Assessment types are very diverse and include:
Assignments – test the understanding of a learning outcome by means of small size problems
Programming Assignments - allow students to demonstrate their competency in developing programs of varying complexity.
Reports and documents – beside essay style questions to analyse and critique different topics they also assess relevant skills involving documentation such as requirements documentation and project plans.
Oral presentations - these test students ability to communicate the results of their work
Group reports – are used when group projects or group laboratory work is conducted.
Final exams - The majority of the units will have a final examination where the ability to synthesize and apply knowledge is assessed.
Quizzes and in-class tests assess student learning part-way through the unit and provide feedback to students on learning progress.
Tutorial assessment – assess students work in formal tutorial sessions where students receive the support of tutors and other staff
Recognition of Prior Learning

Macquarie University may recognise prior formal, informal and non-formal learning for the purpose of granting credit towards, or admission into, a program. The recognition of these forms of learning is enabled by the University’s Recognition of Prior Learning (RPL) Policy (see www.mq.edu.au/policy) and its associated Procedures and Guidelines. The RPL pages contain information on how to apply, links to registers, and the approval processes for recognising prior learning for entry or credit.

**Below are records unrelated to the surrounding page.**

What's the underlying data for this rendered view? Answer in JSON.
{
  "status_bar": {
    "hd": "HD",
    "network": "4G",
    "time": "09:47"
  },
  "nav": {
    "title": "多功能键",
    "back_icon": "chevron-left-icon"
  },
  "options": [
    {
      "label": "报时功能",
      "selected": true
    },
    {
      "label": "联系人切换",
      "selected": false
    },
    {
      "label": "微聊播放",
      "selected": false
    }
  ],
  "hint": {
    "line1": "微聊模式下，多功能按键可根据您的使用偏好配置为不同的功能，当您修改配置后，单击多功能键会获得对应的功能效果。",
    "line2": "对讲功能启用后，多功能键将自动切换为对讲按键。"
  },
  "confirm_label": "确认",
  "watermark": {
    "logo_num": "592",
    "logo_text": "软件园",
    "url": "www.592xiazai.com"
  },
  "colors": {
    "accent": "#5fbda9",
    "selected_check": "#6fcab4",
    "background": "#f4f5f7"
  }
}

Domestic students
For undergraduate RPL information visit www.goto.mq.edu.au/nonschoolrpl
For domestic postgraduate RPL information visit www.goto.mq.edu.au/pgrpl

International students
For RPL information visit www.mq.edu.au/international/rpl

Support for Learning

Macquarie University aspires to be an inclusive and supportive community of learners where all students are given the opportunity to meet their academic and personal goals. The University offers a comprehensive range of free and accessible student support services which include academic advice, counselling and psychological services, advocacy services and welfare advice, careers and employment, disability services and academic skills workshops amongst others. There is also a bulk billing medical service located on campus.

Further information can be found at www.students.mq.edu.au/support/

Campus Wellbeing contact details:
Phone: +61 2 9850 7497
Email: campuswellbeing@mq.edu.au
www.students.mq.edu.au/support/health_and_wellbeing/contact_us

Program Standards and Quality

The program is subject to an ongoing comprehensive process of quality review in accordance with a pre-determined schedule that complies with the Higher Education Standards Framework. The review is overseen by Macquarie University's peak academic governance body, the Academic Senate and takes into account feedback received from students, staff and external stakeholders.

Graduate Destinations and Employability The career opportunities lie in the area of data science and more broadly in data analytic and data mining. There is currently significant demand for employees in these areas, often identified by the keyword "Big Data". Potential employers of data science practitioners include the following industries: IT, consulting, retail, automotive, and hospital/medical.

Assessment Regulations

This program is subject to Macquarie University regulations, including but not limited to those specified in the Assessment Policy, Academic Honesty Policy, the Final Examination Policy and relevant University Rules. For all approved University policies, procedures, guidelines and schedules visit www.mq.edu.au/policy.